When thinking about facial ageing, we often only focus on the skin. However, to truly understand what causes the visible signs of ageing, we need to go further than skin-deep.
The way I think about facial ageing is to divide the face into four main layers, each contributing to the process:
The skull is the structural base of the face, giving us definition and contour. However, as we age, our facial skeletons actually change shape. Our facial bones start to lose volume and recedes backwards, meaning changes to how our features will look. Our eye sockets widen and deepen, leading to hollowness. There is blunting of the angles of the brows, nose and upper jaw bones, meaning formation of frown lines and crow’s feet, hooded eyelids, disappearance of cheekbones and a drooping nose. The length and height of our lower jaw also decreases, leading to formation of a jowl and a less defined chin.
Body fat is often scorned and demonised, but you definitely want some baby fat in your face! When we’re young, we have distinct pockets of fat pads in the face that are evenly distributed to plump up the forehead, temples, cheeks, around the eyes and around the mouth.
Unfortunately, as we age, these fat pads not only reduce in volume, but also shift downwards, thanks to gravity. This causes hollowing of the upper face, whilst the lower face appears heavy with no definition. The overlying skin also becomes loose and sags, as there is no longer underlying fat to plump it up. The redistribution of fat pads also creates deep lines and folds, as the fat sags against our facial ligaments. This is mainly seen just under the eyes, at the nose-to-mouth lines and at the corners of the mouth.
Our facial muscles are important for speech, facial expressions and for chewing. Overly strong or hyperactive muscles will repeatedly tug and crease the overlying skin, creating forehead lines, frowns lines and crow’s feet around the eyes on facial expression. If the skin is not strong and elastic enough, resting lines and wrinkles will form.
Collagen is an important protein in the skin. It is the framework that holds the skin together, making the skin strong, thick, smooth and elastic. Collagen production is abundant in our youth, but by our mid-20’s, its production starts to slow down. By age 30, the amount of collagen in our skin decreases by 1-2% each year. In addition, many external factors also speed up the process of collagen loss, namely sun exposure, environmental pollution and oxidative stress, smoking, a high sugar diet and chronic inflammation. The loss of collagen makes our skin become weaker, thinner, looser and less elastic, therefore prone to wrinkles and sagging.
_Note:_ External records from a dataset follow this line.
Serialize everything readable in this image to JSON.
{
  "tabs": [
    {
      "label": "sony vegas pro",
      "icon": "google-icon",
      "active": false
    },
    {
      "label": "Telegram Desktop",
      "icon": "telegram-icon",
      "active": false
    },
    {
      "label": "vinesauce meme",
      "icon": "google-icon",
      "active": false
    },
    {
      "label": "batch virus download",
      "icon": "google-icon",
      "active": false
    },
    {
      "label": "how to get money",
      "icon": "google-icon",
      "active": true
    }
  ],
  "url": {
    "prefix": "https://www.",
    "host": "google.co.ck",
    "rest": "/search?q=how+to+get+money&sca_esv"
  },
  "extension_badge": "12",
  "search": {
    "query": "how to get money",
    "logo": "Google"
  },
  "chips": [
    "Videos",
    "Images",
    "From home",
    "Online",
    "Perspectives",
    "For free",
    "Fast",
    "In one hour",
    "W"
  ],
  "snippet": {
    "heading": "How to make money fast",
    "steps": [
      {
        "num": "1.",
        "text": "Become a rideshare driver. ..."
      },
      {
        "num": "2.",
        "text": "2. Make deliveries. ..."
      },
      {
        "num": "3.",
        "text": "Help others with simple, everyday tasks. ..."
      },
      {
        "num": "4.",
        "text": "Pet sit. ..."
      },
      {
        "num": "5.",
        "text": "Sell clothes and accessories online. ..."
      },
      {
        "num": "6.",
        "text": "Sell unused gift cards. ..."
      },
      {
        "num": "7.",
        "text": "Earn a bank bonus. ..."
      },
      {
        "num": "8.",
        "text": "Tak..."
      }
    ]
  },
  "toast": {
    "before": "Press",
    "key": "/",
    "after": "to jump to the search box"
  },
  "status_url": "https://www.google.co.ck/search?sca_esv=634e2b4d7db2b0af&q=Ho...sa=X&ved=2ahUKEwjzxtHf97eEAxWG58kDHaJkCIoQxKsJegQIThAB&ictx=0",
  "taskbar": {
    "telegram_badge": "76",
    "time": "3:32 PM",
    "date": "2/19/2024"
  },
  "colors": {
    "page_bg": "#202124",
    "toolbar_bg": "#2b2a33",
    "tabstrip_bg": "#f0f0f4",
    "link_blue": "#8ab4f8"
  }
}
Growing older also slows down our metabolism, which delays natural skin renewal and repair. Old and dead skin cells build up on the surface of the skin, leading to dullness, sallowness and uneven skin tone.
If you’ve read up to here and are starting to feel depressed, don’t despair! There are many treatments nowadays, both preventative and curative, to tackle the signs of aging. Speaking to an aesthetic doctor may be a good first step to find out more.
If you are interested in a treatment from Dr Cherie, please visit her clinic website.